Netflix users outside of Saudi Arabia can still view all aired episodes of Patriot Act. Still, people on Twitter were alarmed about the removal of the episode, which uses comedy to communicate real-world issues, and issues the move raises about government censorship.
Holy Shit @netflix ....what?!!? Why would they do that? That was a brilliant episode. Why do they care what Saudis rules are?— SRN (@Russ6240) January 1, 2019
The episode of Patriot Act in which @hasanminhaj takes aim at Saudi Arabia, its war in Yemen and the murder of #JamalKhashoggi was excellent. That @netflix buckled to Saudi pressure and removed it in the kingdom is cowardly self-censorship. Disgraceful! https://t.co/Ln3vFuyslx— Khaled Diab (@DiabolicalIdea) January 1, 2019
“The episode of Patriot Act in which @hasanminhaj takes aim at Saudi Arabia, its war in Yemen and the murder of #JamalKhashoggi was excellent. That @Netflix bucked to Saudi pressure and removed it in the kingdom is cowardly self-censorship. Disgraceful,” Twitter user @DiabolicalIdea wrote.

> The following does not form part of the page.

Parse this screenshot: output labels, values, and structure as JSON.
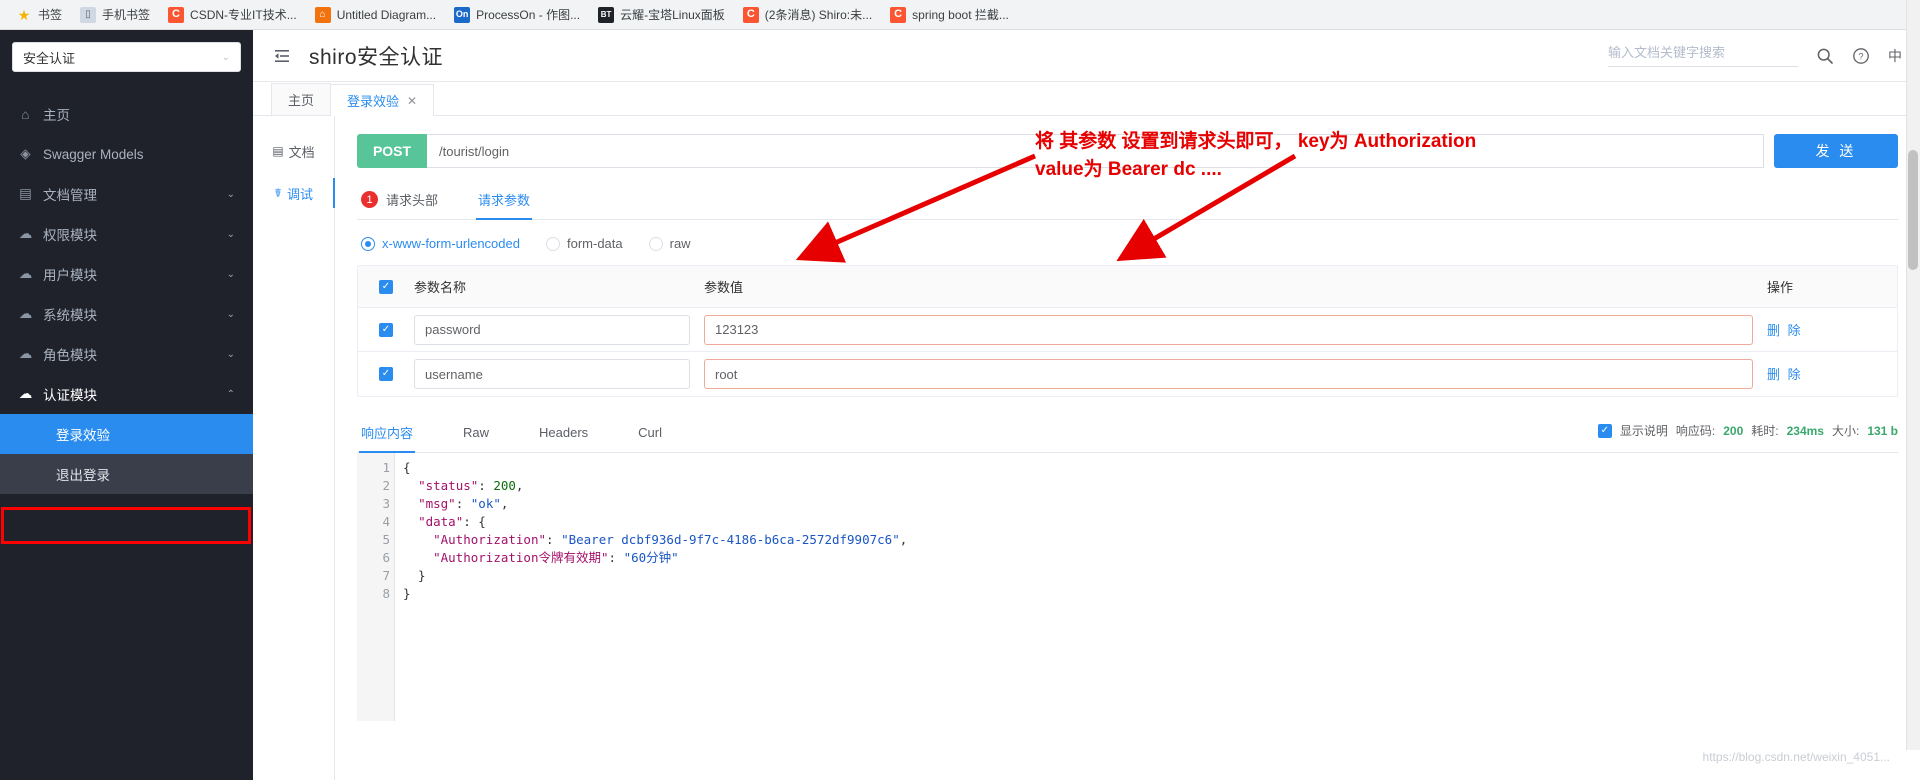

Though many people echoed that sentiment, other users pointed out that Netflix must adhere to the laws of the countries it streams in.
@netflix selections are different in every country - based off of local laws and copyrights.— Alan Brock (@Ealanbrock) January 1, 2019
Looks like they pulled it _IN SAUDI ARABIA_, in order to comply with Saudi Arabian criminal law. While its nice for companies to sometimes stand of for free speech in other countries, I have a hard time getting to upset with a company that doesn't want to violate criminal law.— Robert W. Lewis (@rwlesq) January 1, 2019
Though they can no longer access it through their Netflix accounts, interested Saudi users can still watch the episode on YouTube.
H/T Financial Times
Nahila Bonfiglio reports on geek culture and gaming. Her work has also appeared on KUT's Texas Standard (Austin), KPAC-FM (San Antonio), and the Daily Texan.